But Grandmother is suspicious of Crow’s long afternoons in the forest. She fears some evil magic has ensnared him. And she lays out a plan to put an end to it! The question is: will she succeed before Crow gains the power to become the world’s first storyteller?
In this novel, Rafe Martin shows this cycle of myths to be every bit the equal of such beloved stories as the Arthurian legends, developing in Europe at the same time.
A masterful accomplishment by a master storyteller.
Reviews and Awards
2004 Story Telling Resource Award
⋆ “Martin (The Shark God) has the storyteller's gift of lively descriptive prose, energized by strong verbs and rich details of nature and the Seneca way of life. Newcomer Nicholls's remarkable paper sculptures enliven the text with images of crows, bears, loons, buffalo, and moccasins.… This is handsome and important, belonging in most collections, but especially for anyone who likes to imagine sitting by a fire hearing a well-told story.” – Kirkus Reviews, starred review
“Working with a council of Seneca elders, storyteller Martin created a collection of folktales that reads like a novel. … Martin retells the ancient tales in language that is both spare and exciting, deftly folding them into the novel's compelling framing story that is based on a Seneca legend. Nichols' expertly cut paper sculptures, elegant and minimal, don't overpower the stories.… A highly readable, intriguing novel about northern Native American traditions.” – Booklist
“In his first work for young adults, Martin… bundles together more than a dozen wonderful tales from the Seneca storytelling tradition. Martin's simple but dignified prose demonstrates the respect he has for the tales he is retelling, and their authenticity is attested to in an introduction by Peter Jemison, a Seneca Elder.

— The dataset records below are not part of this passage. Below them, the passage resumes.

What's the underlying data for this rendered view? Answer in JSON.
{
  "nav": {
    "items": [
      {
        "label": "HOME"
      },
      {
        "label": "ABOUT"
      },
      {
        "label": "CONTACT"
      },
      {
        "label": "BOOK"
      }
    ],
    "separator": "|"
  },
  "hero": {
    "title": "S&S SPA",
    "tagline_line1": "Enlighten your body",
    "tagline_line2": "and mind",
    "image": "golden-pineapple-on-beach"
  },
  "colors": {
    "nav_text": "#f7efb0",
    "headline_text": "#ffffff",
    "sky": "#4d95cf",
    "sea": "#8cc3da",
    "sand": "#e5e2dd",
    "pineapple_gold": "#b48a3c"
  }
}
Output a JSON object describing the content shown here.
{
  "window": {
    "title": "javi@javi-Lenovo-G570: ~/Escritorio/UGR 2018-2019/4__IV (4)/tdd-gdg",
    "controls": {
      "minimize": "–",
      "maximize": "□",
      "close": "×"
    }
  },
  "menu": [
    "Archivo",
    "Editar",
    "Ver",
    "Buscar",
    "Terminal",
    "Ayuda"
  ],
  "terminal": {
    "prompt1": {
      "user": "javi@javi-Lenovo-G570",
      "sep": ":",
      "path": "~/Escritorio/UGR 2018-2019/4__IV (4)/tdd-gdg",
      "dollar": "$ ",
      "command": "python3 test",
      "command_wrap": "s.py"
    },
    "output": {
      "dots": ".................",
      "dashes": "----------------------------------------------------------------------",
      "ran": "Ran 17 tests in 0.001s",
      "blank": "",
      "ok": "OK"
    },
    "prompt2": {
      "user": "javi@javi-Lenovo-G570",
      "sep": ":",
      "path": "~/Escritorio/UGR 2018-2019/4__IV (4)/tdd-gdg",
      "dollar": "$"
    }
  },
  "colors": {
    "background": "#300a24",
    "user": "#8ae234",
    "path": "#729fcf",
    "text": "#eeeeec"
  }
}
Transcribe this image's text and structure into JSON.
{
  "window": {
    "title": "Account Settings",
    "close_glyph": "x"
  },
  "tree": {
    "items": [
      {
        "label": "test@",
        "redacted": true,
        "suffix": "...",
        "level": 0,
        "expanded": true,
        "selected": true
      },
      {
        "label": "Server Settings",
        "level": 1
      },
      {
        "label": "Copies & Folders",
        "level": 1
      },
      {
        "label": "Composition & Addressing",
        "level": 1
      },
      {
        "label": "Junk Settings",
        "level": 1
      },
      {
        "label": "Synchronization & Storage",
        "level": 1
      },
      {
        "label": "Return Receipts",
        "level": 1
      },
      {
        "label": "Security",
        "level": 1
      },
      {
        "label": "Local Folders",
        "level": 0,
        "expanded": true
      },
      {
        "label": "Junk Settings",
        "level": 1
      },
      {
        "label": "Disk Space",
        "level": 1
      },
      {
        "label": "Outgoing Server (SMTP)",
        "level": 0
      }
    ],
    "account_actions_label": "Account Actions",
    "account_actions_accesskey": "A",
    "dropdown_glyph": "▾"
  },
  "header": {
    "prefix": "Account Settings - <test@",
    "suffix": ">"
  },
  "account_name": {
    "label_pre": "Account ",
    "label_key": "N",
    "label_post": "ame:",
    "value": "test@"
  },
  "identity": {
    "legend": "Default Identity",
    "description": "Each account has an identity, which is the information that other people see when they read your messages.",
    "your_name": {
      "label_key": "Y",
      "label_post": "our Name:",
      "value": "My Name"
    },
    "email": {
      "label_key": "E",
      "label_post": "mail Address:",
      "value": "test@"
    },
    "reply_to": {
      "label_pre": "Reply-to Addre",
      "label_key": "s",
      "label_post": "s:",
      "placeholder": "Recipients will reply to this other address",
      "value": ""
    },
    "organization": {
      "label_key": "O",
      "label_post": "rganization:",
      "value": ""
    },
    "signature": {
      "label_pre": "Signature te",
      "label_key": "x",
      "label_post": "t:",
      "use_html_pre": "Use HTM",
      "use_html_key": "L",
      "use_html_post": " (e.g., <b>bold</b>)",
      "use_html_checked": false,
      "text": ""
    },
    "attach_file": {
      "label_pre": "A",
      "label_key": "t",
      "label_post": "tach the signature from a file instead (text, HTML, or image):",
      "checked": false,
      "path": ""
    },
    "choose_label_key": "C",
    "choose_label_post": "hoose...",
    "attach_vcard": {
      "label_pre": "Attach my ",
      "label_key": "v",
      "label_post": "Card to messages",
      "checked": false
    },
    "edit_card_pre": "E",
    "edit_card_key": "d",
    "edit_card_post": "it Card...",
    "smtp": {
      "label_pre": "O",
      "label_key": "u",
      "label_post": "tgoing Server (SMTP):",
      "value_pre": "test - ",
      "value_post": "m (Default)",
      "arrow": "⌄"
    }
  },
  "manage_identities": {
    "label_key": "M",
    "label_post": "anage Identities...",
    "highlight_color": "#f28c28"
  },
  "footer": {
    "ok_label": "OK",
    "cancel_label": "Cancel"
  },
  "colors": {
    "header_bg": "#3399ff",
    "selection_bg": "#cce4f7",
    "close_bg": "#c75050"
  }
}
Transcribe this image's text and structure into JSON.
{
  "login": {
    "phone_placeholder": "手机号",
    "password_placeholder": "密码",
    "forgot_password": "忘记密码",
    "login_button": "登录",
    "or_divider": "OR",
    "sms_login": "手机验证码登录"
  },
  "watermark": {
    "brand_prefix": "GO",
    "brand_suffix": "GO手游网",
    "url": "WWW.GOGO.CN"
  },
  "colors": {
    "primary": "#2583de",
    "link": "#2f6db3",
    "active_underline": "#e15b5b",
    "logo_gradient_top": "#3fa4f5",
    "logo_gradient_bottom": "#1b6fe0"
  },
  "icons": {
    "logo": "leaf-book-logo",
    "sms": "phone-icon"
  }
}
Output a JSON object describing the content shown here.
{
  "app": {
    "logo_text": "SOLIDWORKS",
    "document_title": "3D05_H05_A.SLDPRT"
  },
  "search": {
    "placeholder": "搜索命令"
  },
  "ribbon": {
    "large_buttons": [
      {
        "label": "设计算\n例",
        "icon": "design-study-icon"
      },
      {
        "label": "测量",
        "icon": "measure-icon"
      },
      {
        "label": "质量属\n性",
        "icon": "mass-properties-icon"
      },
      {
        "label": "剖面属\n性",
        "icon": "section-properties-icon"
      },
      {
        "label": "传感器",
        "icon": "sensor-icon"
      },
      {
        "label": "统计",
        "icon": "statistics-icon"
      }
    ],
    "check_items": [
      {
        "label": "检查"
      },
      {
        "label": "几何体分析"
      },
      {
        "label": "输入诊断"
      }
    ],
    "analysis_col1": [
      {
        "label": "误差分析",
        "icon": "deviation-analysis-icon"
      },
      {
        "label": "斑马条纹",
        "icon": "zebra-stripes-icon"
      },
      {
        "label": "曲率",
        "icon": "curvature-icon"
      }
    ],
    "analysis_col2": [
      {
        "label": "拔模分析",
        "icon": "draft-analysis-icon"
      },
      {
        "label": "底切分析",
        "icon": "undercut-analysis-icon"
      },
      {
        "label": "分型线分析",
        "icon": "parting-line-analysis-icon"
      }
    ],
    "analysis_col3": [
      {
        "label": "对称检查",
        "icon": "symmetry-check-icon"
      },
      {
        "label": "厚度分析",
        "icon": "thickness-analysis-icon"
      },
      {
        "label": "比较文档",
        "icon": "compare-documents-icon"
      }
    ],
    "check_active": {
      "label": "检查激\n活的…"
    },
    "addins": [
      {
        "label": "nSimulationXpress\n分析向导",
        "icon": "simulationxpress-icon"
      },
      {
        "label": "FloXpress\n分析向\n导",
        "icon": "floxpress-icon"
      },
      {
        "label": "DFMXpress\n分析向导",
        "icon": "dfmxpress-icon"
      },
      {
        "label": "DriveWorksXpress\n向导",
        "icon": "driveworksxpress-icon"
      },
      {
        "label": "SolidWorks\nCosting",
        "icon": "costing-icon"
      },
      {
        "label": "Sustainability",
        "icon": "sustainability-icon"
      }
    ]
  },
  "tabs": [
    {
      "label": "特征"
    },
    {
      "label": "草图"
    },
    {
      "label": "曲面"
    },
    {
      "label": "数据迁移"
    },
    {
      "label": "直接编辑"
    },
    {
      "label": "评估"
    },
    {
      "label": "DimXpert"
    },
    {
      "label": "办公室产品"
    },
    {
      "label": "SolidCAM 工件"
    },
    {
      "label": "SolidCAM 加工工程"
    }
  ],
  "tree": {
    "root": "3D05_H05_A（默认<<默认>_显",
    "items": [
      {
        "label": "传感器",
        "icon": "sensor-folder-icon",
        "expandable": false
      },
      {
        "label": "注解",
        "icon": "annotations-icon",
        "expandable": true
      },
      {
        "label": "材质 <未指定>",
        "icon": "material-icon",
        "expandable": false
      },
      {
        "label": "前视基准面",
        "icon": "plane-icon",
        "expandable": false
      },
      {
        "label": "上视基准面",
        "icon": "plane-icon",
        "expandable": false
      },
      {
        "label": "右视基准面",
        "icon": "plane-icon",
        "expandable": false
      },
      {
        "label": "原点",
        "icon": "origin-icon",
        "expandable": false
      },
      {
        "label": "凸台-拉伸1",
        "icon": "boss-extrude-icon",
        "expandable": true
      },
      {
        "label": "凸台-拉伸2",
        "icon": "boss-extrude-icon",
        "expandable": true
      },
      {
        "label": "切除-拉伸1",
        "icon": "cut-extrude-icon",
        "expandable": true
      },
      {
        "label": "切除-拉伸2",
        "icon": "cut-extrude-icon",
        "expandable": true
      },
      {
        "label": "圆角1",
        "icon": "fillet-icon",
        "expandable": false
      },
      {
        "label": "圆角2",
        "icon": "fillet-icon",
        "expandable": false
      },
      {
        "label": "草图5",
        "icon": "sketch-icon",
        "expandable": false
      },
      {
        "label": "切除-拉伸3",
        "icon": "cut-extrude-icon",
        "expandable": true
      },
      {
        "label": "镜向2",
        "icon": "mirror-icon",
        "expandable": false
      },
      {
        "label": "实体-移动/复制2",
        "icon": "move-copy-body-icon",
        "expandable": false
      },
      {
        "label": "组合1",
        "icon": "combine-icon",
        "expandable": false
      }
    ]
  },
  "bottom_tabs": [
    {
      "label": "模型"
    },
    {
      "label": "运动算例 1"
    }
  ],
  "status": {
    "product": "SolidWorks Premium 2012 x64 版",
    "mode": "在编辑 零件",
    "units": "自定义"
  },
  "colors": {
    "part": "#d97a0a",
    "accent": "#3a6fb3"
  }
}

The book also features a series of breathtakingly beautiful illustrations of cut-paper sculptures by Calvin Nicholls.” – Voice of Youth Advocates
“Up-Written in the style of a novel, this collection of 14 Seneca tales is presented through the retelling of one central story into which all of the others are artfully woven. … The stories show that life's experiences include both pain and happiness; they teach the importance of patience and of learning from others.” – School Library Journal
Trim Size: 7" x 9 1/4"
Page Count: 256
Foreign Rights: Scholastic
Translation Rights: Writer's House, LLC
Rights Available? yes